Story Source:

The above story is based on materials provided by University Of Illinois At Urbana-Champaign. Note: Materials may be edited for content and length.


Cite This Page:

University Of Illinois At Urbana-Champaign. "Self-assembly Generates More Versatile Scaffolds For Crystal Growth." ScienceDaily. ScienceDaily, 1 September 2004. <www.sciencedaily.com/releases/2004/09/040901091620.htm>.
University Of Illinois At Urbana-Champaign. (2004, September 1). Self-assembly Generates More Versatile Scaffolds For Crystal Growth. ScienceDaily. Retrieved April 25, 2015 from www.sciencedaily.com/releases/2004/09/040901091620.htm
University Of Illinois At Urbana-Champaign. "Self-assembly Generates More Versatile Scaffolds For Crystal Growth." ScienceDaily. www.sciencedaily.com/releases/2004/09/040901091620.htm (accessed April 25, 2015).

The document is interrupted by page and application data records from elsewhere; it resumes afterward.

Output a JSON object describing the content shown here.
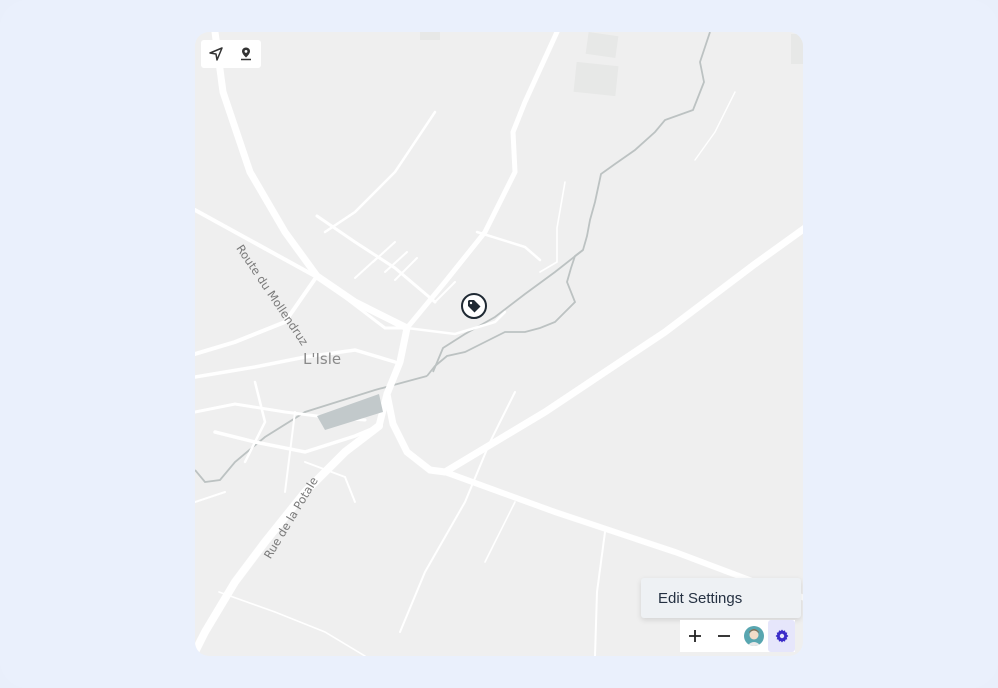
{
  "map": {
    "place_label": "L'Isle",
    "road_labels": [
      "Route du Mollendruz",
      "Rue de la Potale"
    ]
  },
  "map_controls": {
    "top_left": [
      {
        "icon": "navigation-arrow-icon"
      },
      {
        "icon": "map-pin-icon"
      }
    ],
    "poi": {
      "icon": "tag-icon"
    }
  },
  "settings_menu": {
    "items": [
      "Edit Settings"
    ]
  },
  "toolbar": {
    "buttons": [
      {
        "icon": "plus-icon"
      },
      {
        "icon": "minus-icon"
      },
      {
        "icon": "avatar-icon"
      },
      {
        "icon": "gear-icon"
      }
    ]
  },
  "colors": {
    "background": "#eaf0fc",
    "map_base": "#efefef",
    "road": "#ffffff",
    "river": "#b9bfbf",
    "accent": "#3a2bc8"
  }
}
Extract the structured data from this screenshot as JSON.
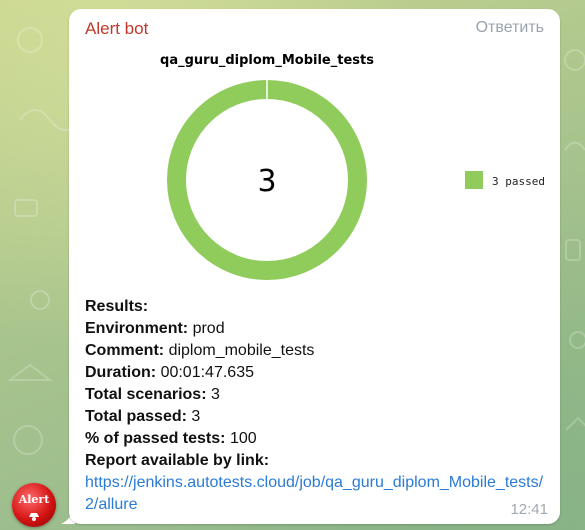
{
  "message": {
    "sender": "Alert bot",
    "reply_label": "Ответить",
    "time": "12:41"
  },
  "chart_data": {
    "type": "pie",
    "title": "qa_guru_diplom_Mobile_tests",
    "center_label": "3",
    "categories": [
      "passed"
    ],
    "values": [
      3
    ],
    "legend": [
      {
        "label": "3 passed",
        "color": "#8fcc5c"
      }
    ],
    "legend_position": "right"
  },
  "results": {
    "heading": "Results:",
    "environment_label": "Environment:",
    "environment_value": "prod",
    "comment_label": "Comment:",
    "comment_value": "diplom_mobile_tests",
    "duration_label": "Duration:",
    "duration_value": "00:01:47.635",
    "total_scenarios_label": "Total scenarios:",
    "total_scenarios_value": "3",
    "total_passed_label": "Total passed:",
    "total_passed_value": "3",
    "percent_label": "% of passed tests:",
    "percent_value": "100",
    "report_label": "Report available by link:",
    "report_link": "https://jenkins.autotests.cloud/job/qa_guru_diplom_Mobile_tests/2/allure"
  },
  "avatar": {
    "text": "Alert"
  },
  "colors": {
    "chart_green": "#8fcc5c",
    "sender_red": "#c0392b",
    "link_blue": "#2a7bd3",
    "wallpaper": "#a9c48d"
  }
}
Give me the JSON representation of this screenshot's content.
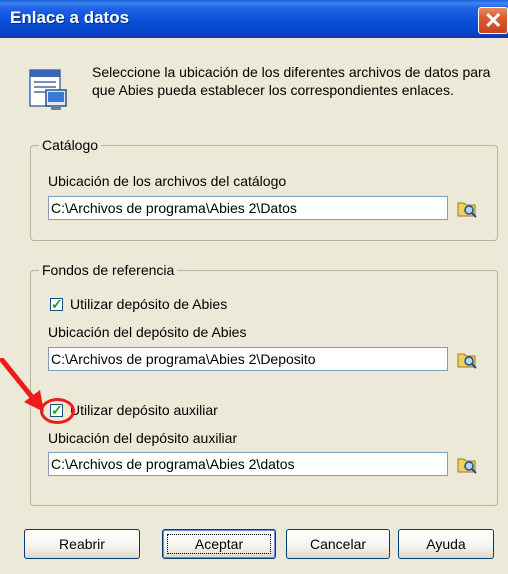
{
  "window": {
    "title": "Enlace a datos",
    "close_glyph": "✕"
  },
  "intro": {
    "icon": "database-link-icon",
    "text": "Seleccione la ubicación de los diferentes archivos de datos para que Abies pueda establecer los correspondientes enlaces."
  },
  "catalogo": {
    "legend": "Catálogo",
    "label": "Ubicación de los archivos del catálogo",
    "path": "C:\\Archivos de programa\\Abies 2\\Datos"
  },
  "fondos": {
    "legend": "Fondos de referencia",
    "use_abies_label": "Utilizar depósito de Abies",
    "use_abies_checked": true,
    "abies_location_label": "Ubicación del depósito de Abies",
    "abies_path": "C:\\Archivos de programa\\Abies 2\\Deposito",
    "use_aux_label": "Utilizar depósito auxiliar",
    "use_aux_checked": true,
    "aux_location_label": "Ubicación del depósito auxiliar",
    "aux_path": "C:\\Archivos de programa\\Abies 2\\datos"
  },
  "buttons": {
    "reopen": "Reabrir",
    "accept": "Aceptar",
    "cancel": "Cancelar",
    "help": "Ayuda"
  },
  "colors": {
    "titlebar": "#0a50d8",
    "dialog_bg": "#ece9d8",
    "annotation": "#ef1b1b"
  }
}
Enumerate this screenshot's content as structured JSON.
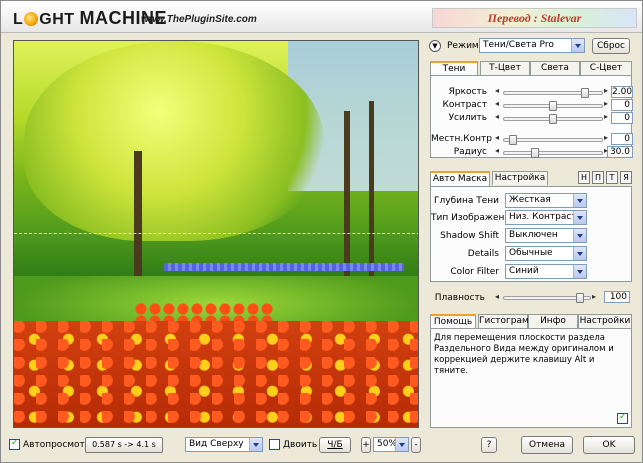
{
  "header": {
    "logo_light": "L",
    "logo_ght": "GHT",
    "logo_machine": "MACHINE",
    "site": "www.ThePluginSite.com",
    "translator": "Перевод : Stalevar"
  },
  "mode": {
    "label": "Режим",
    "value": "Тени/Света Pro",
    "reset": "Сброс"
  },
  "top_tabs": [
    "Тени",
    "Т-Цвет",
    "Света",
    "С-Цвет"
  ],
  "shadows": {
    "brightness": {
      "label": "Яркость",
      "value": "2.00",
      "fraction": 0.85
    },
    "contrast": {
      "label": "Контраст",
      "value": "0",
      "fraction": 0.5
    },
    "boost": {
      "label": "Усилить",
      "value": "0",
      "fraction": 0.5
    },
    "local_contrast": {
      "label": "Местн.Контр",
      "value": "0",
      "fraction": 0.05
    },
    "radius": {
      "label": "Радиус",
      "value": "30.0",
      "fraction": 0.3
    }
  },
  "mask_tabs": [
    "Авто Маска",
    "Настройка"
  ],
  "mask_buttons": [
    "Н",
    "П",
    "Т",
    "Я"
  ],
  "mask": {
    "shadow_depth": {
      "label": "Глубина Тени",
      "value": "Жесткая"
    },
    "image_type": {
      "label": "Тип Изображен",
      "value": "Низ. Контрастн"
    },
    "shadow_shift": {
      "label": "Shadow Shift",
      "value": "Выключен"
    },
    "details": {
      "label": "Details",
      "value": "Обычные"
    },
    "color_filter": {
      "label": "Color Filter",
      "value": "Синий"
    }
  },
  "smoothness": {
    "label": "Плавность",
    "value": "100",
    "fraction": 0.92
  },
  "help_tabs": [
    "Помощь",
    "Гистограм",
    "Инфо",
    "Настройки"
  ],
  "help_text": "Для перемещения плоскости раздела Раздельного Вида между оригиналом и коррекцией держите клавишу Alt и тяните.",
  "bottom": {
    "autopreview": "Автопросмотр",
    "timing": "0.587 s -> 4.1 s",
    "view": "Вид Сверху",
    "twain": "Двоить",
    "bw": "Ч/Б",
    "zoom_minus": "-",
    "zoom_plus": "+",
    "zoom": "50%",
    "help": "?",
    "cancel": "Отмена",
    "ok": "OK"
  }
}
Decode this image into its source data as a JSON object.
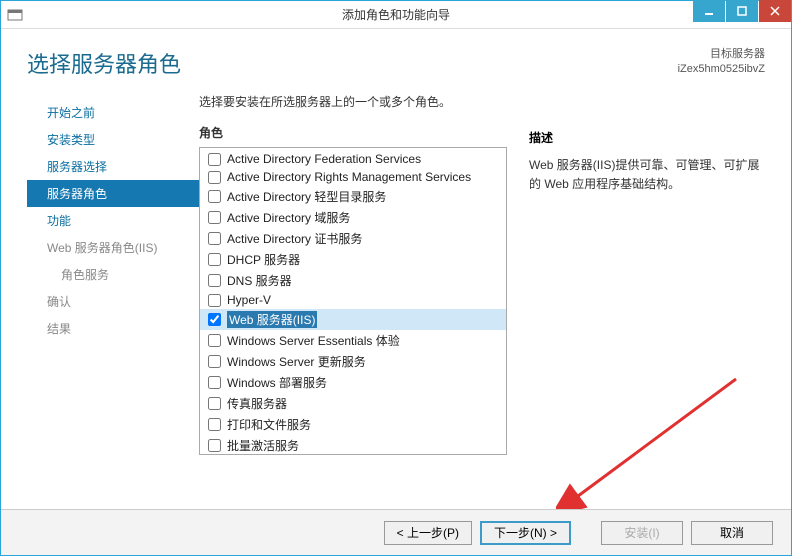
{
  "titlebar": {
    "title": "添加角色和功能向导"
  },
  "header": {
    "page_title": "选择服务器角色",
    "target_label": "目标服务器",
    "target_value": "iZex5hm0525ibvZ"
  },
  "sidebar": {
    "items": [
      {
        "label": "开始之前",
        "enabled": true,
        "active": false
      },
      {
        "label": "安装类型",
        "enabled": true,
        "active": false
      },
      {
        "label": "服务器选择",
        "enabled": true,
        "active": false
      },
      {
        "label": "服务器角色",
        "enabled": true,
        "active": true
      },
      {
        "label": "功能",
        "enabled": true,
        "active": false
      },
      {
        "label": "Web 服务器角色(IIS)",
        "enabled": false,
        "active": false
      },
      {
        "label": "角色服务",
        "enabled": false,
        "active": false,
        "sub": true
      },
      {
        "label": "确认",
        "enabled": false,
        "active": false
      },
      {
        "label": "结果",
        "enabled": false,
        "active": false
      }
    ]
  },
  "main": {
    "instruction": "选择要安装在所选服务器上的一个或多个角色。",
    "roles_label": "角色",
    "roles": [
      {
        "label": "Active Directory Federation Services",
        "checked": false
      },
      {
        "label": "Active Directory Rights Management Services",
        "checked": false
      },
      {
        "label": "Active Directory 轻型目录服务",
        "checked": false
      },
      {
        "label": "Active Directory 域服务",
        "checked": false
      },
      {
        "label": "Active Directory 证书服务",
        "checked": false
      },
      {
        "label": "DHCP 服务器",
        "checked": false
      },
      {
        "label": "DNS 服务器",
        "checked": false
      },
      {
        "label": "Hyper-V",
        "checked": false
      },
      {
        "label": "Web 服务器(IIS)",
        "checked": true,
        "selected": true
      },
      {
        "label": "Windows Server Essentials 体验",
        "checked": false
      },
      {
        "label": "Windows Server 更新服务",
        "checked": false
      },
      {
        "label": "Windows 部署服务",
        "checked": false
      },
      {
        "label": "传真服务器",
        "checked": false
      },
      {
        "label": "打印和文件服务",
        "checked": false
      },
      {
        "label": "批量激活服务",
        "checked": false
      }
    ],
    "desc_label": "描述",
    "desc_text": "Web 服务器(IIS)提供可靠、可管理、可扩展的 Web 应用程序基础结构。"
  },
  "footer": {
    "prev": "< 上一步(P)",
    "next": "下一步(N) >",
    "install": "安装(I)",
    "cancel": "取消"
  }
}
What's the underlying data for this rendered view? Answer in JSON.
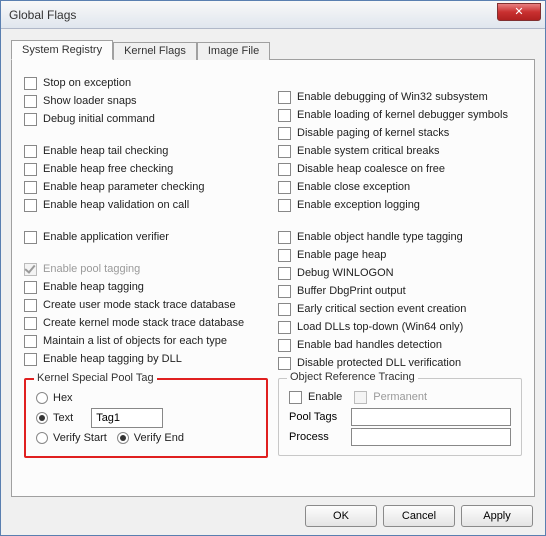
{
  "window": {
    "title": "Global Flags"
  },
  "tabs": [
    {
      "label": "System Registry",
      "active": true
    },
    {
      "label": "Kernel Flags",
      "active": false
    },
    {
      "label": "Image File",
      "active": false
    }
  ],
  "left_checks": [
    {
      "label": "Stop on exception",
      "checked": false
    },
    {
      "label": "Show loader snaps",
      "checked": false
    },
    {
      "label": "Debug initial command",
      "checked": false
    },
    null,
    {
      "label": "Enable heap tail checking",
      "checked": false
    },
    {
      "label": "Enable heap free checking",
      "checked": false
    },
    {
      "label": "Enable heap parameter checking",
      "checked": false
    },
    {
      "label": "Enable heap validation on call",
      "checked": false
    },
    null,
    {
      "label": "Enable application verifier",
      "checked": false
    },
    null,
    {
      "label": "Enable pool tagging",
      "checked": true,
      "disabled": true
    },
    {
      "label": "Enable heap tagging",
      "checked": false
    },
    {
      "label": "Create user mode stack trace database",
      "checked": false
    },
    {
      "label": "Create kernel mode stack trace database",
      "checked": false
    },
    {
      "label": "Maintain a list of objects for each type",
      "checked": false
    },
    {
      "label": "Enable heap tagging by DLL",
      "checked": false
    }
  ],
  "right_checks": [
    null,
    {
      "label": "Enable debugging of Win32 subsystem",
      "checked": false
    },
    {
      "label": "Enable loading of kernel debugger symbols",
      "checked": false
    },
    {
      "label": "Disable paging of kernel stacks",
      "checked": false
    },
    {
      "label": "Enable system critical breaks",
      "checked": false
    },
    {
      "label": "Disable heap coalesce on free",
      "checked": false
    },
    {
      "label": "Enable close exception",
      "checked": false
    },
    {
      "label": "Enable exception logging",
      "checked": false
    },
    null,
    {
      "label": "Enable object handle type tagging",
      "checked": false
    },
    {
      "label": "Enable page heap",
      "checked": false
    },
    {
      "label": "Debug WINLOGON",
      "checked": false
    },
    {
      "label": "Buffer DbgPrint output",
      "checked": false
    },
    {
      "label": "Early critical section event creation",
      "checked": false
    },
    {
      "label": "Load DLLs top-down (Win64 only)",
      "checked": false
    },
    {
      "label": "Enable bad handles detection",
      "checked": false
    },
    {
      "label": "Disable protected DLL verification",
      "checked": false
    }
  ],
  "kspt": {
    "legend": "Kernel Special Pool Tag",
    "hex": "Hex",
    "text": "Text",
    "verify_start": "Verify Start",
    "verify_end": "Verify End",
    "value": "Tag1",
    "mode_selected": "text",
    "verify_selected": "end"
  },
  "ort": {
    "legend": "Object Reference Tracing",
    "enable": "Enable",
    "permanent": "Permanent",
    "pool_tags": "Pool Tags",
    "process": "Process",
    "pool_tags_value": "",
    "process_value": ""
  },
  "buttons": {
    "ok": "OK",
    "cancel": "Cancel",
    "apply": "Apply"
  },
  "close_glyph": "✕"
}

Share This


More From ScienceDaily



More Matter & Energy News

Saturday, April 25, 2015

Featured Research

from universities, journals, and other organizations


Featured Videos

from AP, Reuters, AFP, and other news services

MINI Shows Off Augmented Reality Glasses

MINI Shows Off Augmented Reality Glasses

AP (Apr. 24, 2015) — MINI showcased its new augmented reality glasses at the Shanghai Auto Show this week, which designers say will make roads safer and allow the driver to see through opaque parts of the car. (April 24) Video provided by AP
Powered by NewsLook.com
3D Food Printing: The Meal of the Future?

3D Food Printing: The Meal of the Future?

AP (Apr. 23, 2015) — Developers of 3D food printing hope the culinary technology will revolutionize the way we cook and eat. (April 23) Video provided by AP
Powered by NewsLook.com
'Safest Bike Ever' Devised by British Entrepreneur

'Safest Bike Ever' Devised by British Entrepreneur

Reuters - Innovations Video Online (Apr. 23, 2015) — A British inventor says his Babel bike is the safest bicycle ever produced. Crispin Sinclair - son of famous British inventor Sir Clive Sinclair - hopes the bike&apos;s safety cage, double seatbelt, and host of other measures will inspire non-cyclists to get in the saddle. Jim Drury went to see it in action. Video provided by Reuters
Powered by NewsLook.com
First Successful Aerial Refueling of a Drone

First Successful Aerial Refueling of a Drone

Reuters - Innovations Video Online (Apr. 23, 2015) — The bat-wing U.S. Navy drone that became the first autonomous airplane to take off and land on an aircraft carrier accomplished yet another milestone on Wednesday, becoming the first unmanned aircraft to undergo aerial refueling. Ben Gruber reports. Video provided by Reuters
Powered by NewsLook.com

Search ScienceDaily

Number of stories in archives: 140,361

Find with keyword(s):
 
Enter a keyword or phrase to search ScienceDaily for related topics and research stories.

Save/Print:
Share:  

Breaking News:

Strange & Offbeat Stories

 

Space & Time

Matter & Energy

Computers & Math

In Other News

... from NewsDaily.com

Science News

Health News

Environment News

Technology News



Save/Print:
Share:  

Free Subscriptions


Get the latest science news with ScienceDaily's free email newsletters, updated daily and weekly. Or view hourly updated newsfeeds in your RSS reader:

Get Social & Mobile


Keep up to date with the latest news from ScienceDaily via social networks and mobile apps:

Have Feedback?


Tell us what you think of ScienceDaily -- we welcome both positive and negative comments. Have any problems using the site? Questions?
Mobile iPhone Android Web
Follow Facebook Twitter Google+
Subscribe RSS Feeds Email Newsletters
Latest Headlines Health & Medicine Mind & Brain Space & Time Matter & Energy Computers & Math Plants & Animals Earth & Climate Fossils & Ruins